Stanford Medicine researchers presented the findings from the large-scale, Apple-funded study at the American College of Cardiology’s 68th Annual Scientific Session and Expo in New Orleans over the weekend and touted the results as showing the potential role for consumer wearable devices to provide an early warning for life-threatening health conditions.

As atrial fibrillation is a leading cause of stroke and hospitalization in the United States, researchers hope that devices like the Apple Watch can help with early detection of the condition. Patients with untreated atrial fibrillation are five times more likely to have a stroke, according to the American Heart Association.

RELATED: Stanford kicks off Apple Heart Study to screen and virtually triage patients with irregular heartbeats

For Apple, the study results help to strengthen its position as the consumer tech company moves further into healthcare.

The study did not include the most recent Apple Watch, which features a built-in electrocardiogram, as it was released after the study’s launch.

“The results of the Apple Heart Study highlight the potential role that innovative digital technology can play in creating more predictive and preventive health care,” Lloyd Minor, M.D., dean of the Stanford School of Medicine, said. “Atrial fibrillation is just the beginning, as this study opens the door to further research into wearable technologies and how they might be used to prevent disease before it strikes—a key goal of precision health.”

A smaller study published last year found the Apple Watch, paired with an algorithm, was only 68% accurate at detecting atrial fibrillation among 1,600 patients. At the time, Stanford University cardiology researcher Mintu Turakhia, M.D., called the results “humbling" and urged the industry to “think creatively but prudently” about how new technology is used to predict disease.

Turakhia, an associate professor of cardiovascular medicine, was a principal investigator on the Apple Heart Study as well.

Stanford collaborated with Apple and telemedicine company American Well for the virtual app-based study and enrolled over 400,000 participants from all 50 states in a span of only eight months.

Apple and Stanford created the study to evaluate Apple Watch’s irregular rhythm notification, which occasionally checks the heart's rhythm in the background and sends a notification if an irregular heart rhythm appears to be suggestive of atrial fibrillation. As part of the study, if an irregular heart rhythm was identified, participants received a notification on their Apple Watch and iPhone and were asked to schedule a telehealth consultation with a doctor involved in the study through American Well. Study participants were then sent ambulatory ECG patches for additional monitoring.

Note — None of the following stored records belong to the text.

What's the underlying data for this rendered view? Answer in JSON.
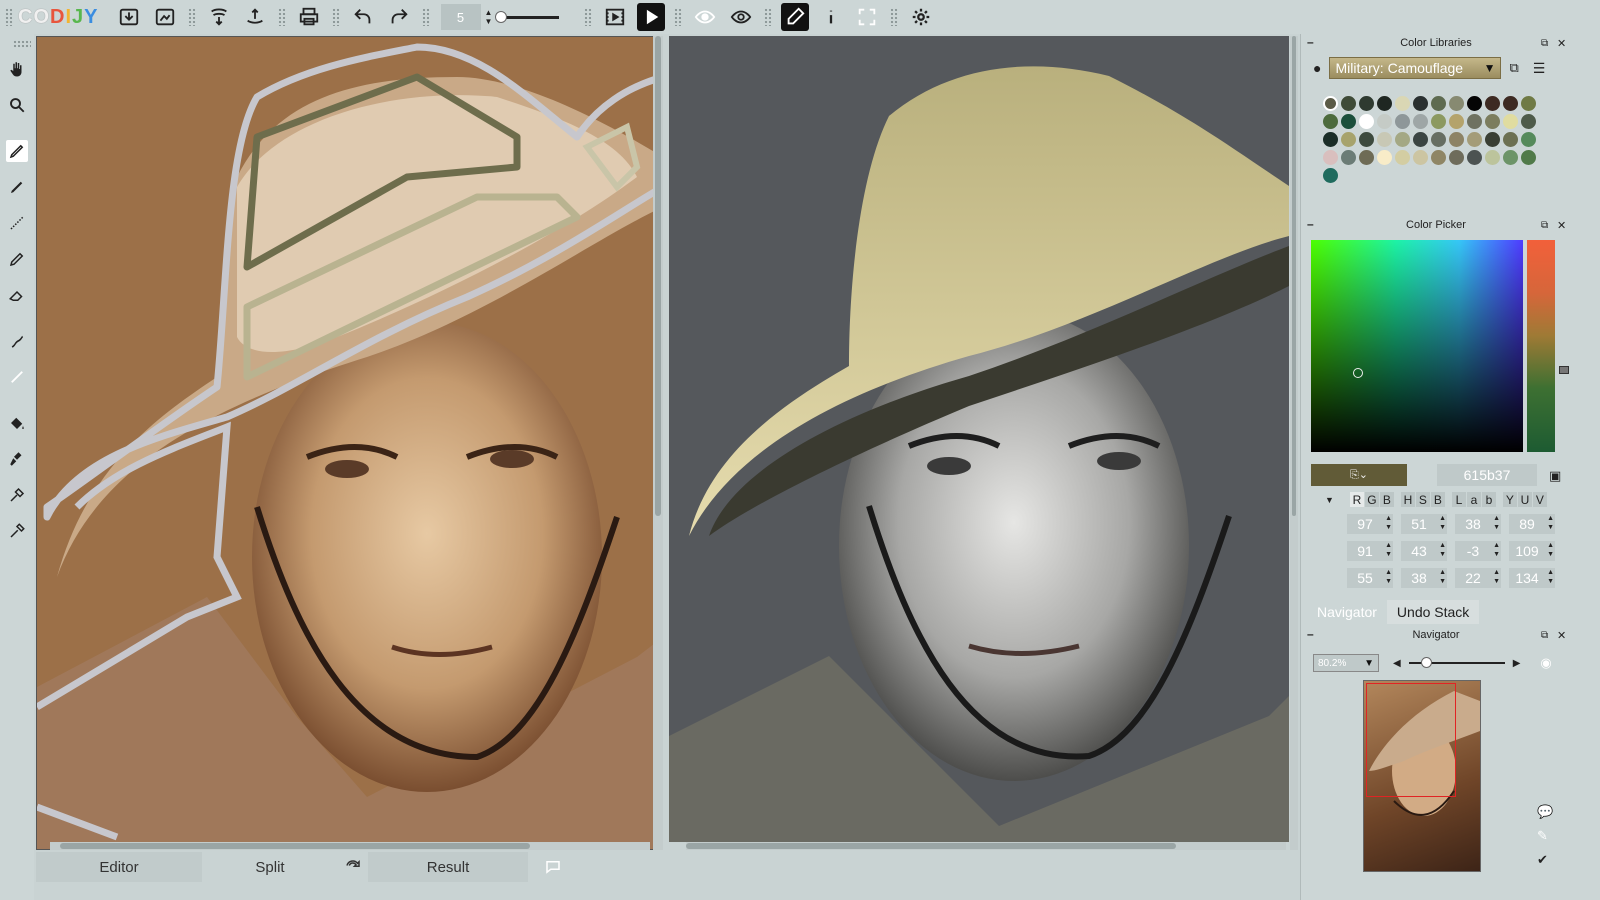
{
  "app": {
    "logo_text": "CODIJY",
    "brush_size": "5"
  },
  "bottom_tabs": {
    "editor": "Editor",
    "split": "Split",
    "result": "Result"
  },
  "color_libraries": {
    "title": "Color Libraries",
    "selected_library": "Military: Camouflage",
    "swatches": [
      "#5b5b47",
      "#3f4b37",
      "#2e3a30",
      "#1f2722",
      "#dad7b4",
      "#2a3030",
      "#5e6b50",
      "#878a71",
      "#050505",
      "#3d2a22",
      "#3d2a22",
      "#6f7a45",
      "#4d6b3d",
      "#1b4f3b",
      "#ffffff",
      "#c5cbc6",
      "#8e9799",
      "#9ea6a6",
      "#8c9960",
      "#b4a36b",
      "#6f7261",
      "#7c7d5e",
      "#e0dca0",
      "#4e5b4a",
      "#1b2e28",
      "#a7a36c",
      "#3d4a3e",
      "#c8c8b5",
      "#a4a884",
      "#3b4543",
      "#676e62",
      "#8d8365",
      "#a49c78",
      "#3a3f34",
      "#6c7052",
      "#558a5b",
      "#d9bfbe",
      "#6b7c76",
      "#6e6b55",
      "#f8ecc8",
      "#d3cda2",
      "#ccc5a2",
      "#8f8665",
      "#6e6c5b",
      "#4c5352",
      "#bcc49c",
      "#6c9468",
      "#507a49",
      "#1f6b5e"
    ]
  },
  "color_picker": {
    "title": "Color Picker",
    "current_color": "#615b37",
    "hex": "615b37",
    "modes_group1": [
      "R",
      "G",
      "B"
    ],
    "modes_group2": [
      "H",
      "S",
      "B"
    ],
    "modes_group3": [
      "L",
      "a",
      "b"
    ],
    "modes_group4": [
      "Y",
      "U",
      "V"
    ],
    "rows": [
      [
        "97",
        "51",
        "38",
        "89"
      ],
      [
        "91",
        "43",
        "-3",
        "109"
      ],
      [
        "55",
        "38",
        "22",
        "134"
      ]
    ]
  },
  "panel_tabs": {
    "navigator": "Navigator",
    "undo_stack": "Undo Stack"
  },
  "navigator": {
    "title": "Navigator",
    "zoom": "80.2%"
  }
}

According to the study findings, only 0.5% of the 400,000 participants received irregular pulse notifications from the Apple Watch. Researchers noted that this an important finding “given concerns about potential over-notification.”

In a press release, Apple said this finding illustrates the feature’s ability to give a user important health information “without creating an unnecessary burden to their doctor’s schedule.”

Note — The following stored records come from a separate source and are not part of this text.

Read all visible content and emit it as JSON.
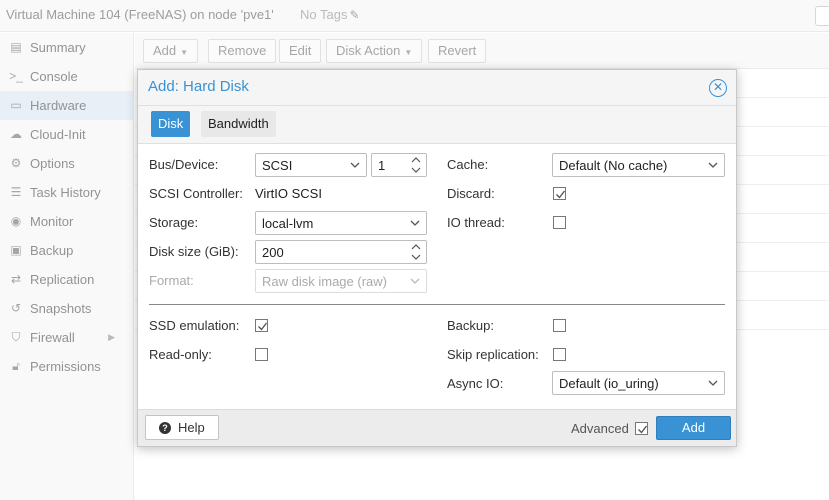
{
  "header": {
    "title": "Virtual Machine 104 (FreeNAS) on node 'pve1'",
    "tags_label": "No Tags"
  },
  "sidebar": {
    "items": [
      {
        "label": "Summary",
        "icon": "document-icon"
      },
      {
        "label": "Console",
        "icon": "terminal-icon"
      },
      {
        "label": "Hardware",
        "icon": "monitor-icon"
      },
      {
        "label": "Cloud-Init",
        "icon": "cloud-icon"
      },
      {
        "label": "Options",
        "icon": "gear-icon"
      },
      {
        "label": "Task History",
        "icon": "list-icon"
      },
      {
        "label": "Monitor",
        "icon": "eye-icon"
      },
      {
        "label": "Backup",
        "icon": "floppy-icon"
      },
      {
        "label": "Replication",
        "icon": "retweet-icon"
      },
      {
        "label": "Snapshots",
        "icon": "history-icon"
      },
      {
        "label": "Firewall",
        "icon": "shield-icon"
      },
      {
        "label": "Permissions",
        "icon": "unlock-icon"
      }
    ]
  },
  "toolbar": {
    "add": "Add",
    "remove": "Remove",
    "edit": "Edit",
    "disk_action": "Disk Action",
    "revert": "Revert"
  },
  "dialog": {
    "title": "Add: Hard Disk",
    "tabs": [
      "Disk",
      "Bandwidth"
    ],
    "fields": {
      "bus_device_label": "Bus/Device:",
      "bus_value": "SCSI",
      "device_index": "1",
      "scsi_controller_label": "SCSI Controller:",
      "scsi_controller_value": "VirtIO SCSI",
      "storage_label": "Storage:",
      "storage_value": "local-lvm",
      "disk_size_label": "Disk size (GiB):",
      "disk_size_value": "200",
      "format_label": "Format:",
      "format_value": "Raw disk image (raw)",
      "cache_label": "Cache:",
      "cache_value": "Default (No cache)",
      "discard_label": "Discard:",
      "discard_checked": true,
      "io_thread_label": "IO thread:",
      "io_thread_checked": false,
      "ssd_emulation_label": "SSD emulation:",
      "ssd_emulation_checked": true,
      "read_only_label": "Read-only:",
      "read_only_checked": false,
      "backup_label": "Backup:",
      "backup_checked": false,
      "skip_replication_label": "Skip replication:",
      "skip_replication_checked": false,
      "async_io_label": "Async IO:",
      "async_io_value": "Default (io_uring)"
    },
    "footer": {
      "help": "Help",
      "advanced_label": "Advanced",
      "advanced_checked": true,
      "add": "Add"
    }
  },
  "colors": {
    "accent": "#3892d4",
    "sidebar_active": "#d7e4f2"
  }
}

“Many participants sought medical advice following their irregular rhythm notification, using the information to have more meaningful conversations with their doctors,” Apple said.

Key findings of the study include:

  • 84% of the time, Apple Watch wearers who received irregular pulse notifications from the device were found to be in atrial fibrillation at the time of the notification, according to the study.
  • Comparisons between irregular pulse-detection on Apple Watch and simultaneous electrocardiography patch recordings showed the pulse detection algorithm (indicating a positive tachogram reading) has a 71% positive predictive value.
  • 34% of the study participants who received irregular pulse notifications and followed up by using an ECG patch over a week later were found to have atrial fibrillation. Since atrial fibrillation is an intermittent condition, researchers said it is not surprising for it to go undetected in subsequent ECG patch monitoring.
  • 57% of those who received irregular pulse notifications sought medical attention, according to the study.

Marco Perez, M.D., a principal investigator on the study and associate professor of cardiovascular medicine, said the performance and accuracy of the device provide important information as researchers try to understand the potential impact of wearable technology on the health system.

“Further research will help people make more informed health decisions,” Perez said.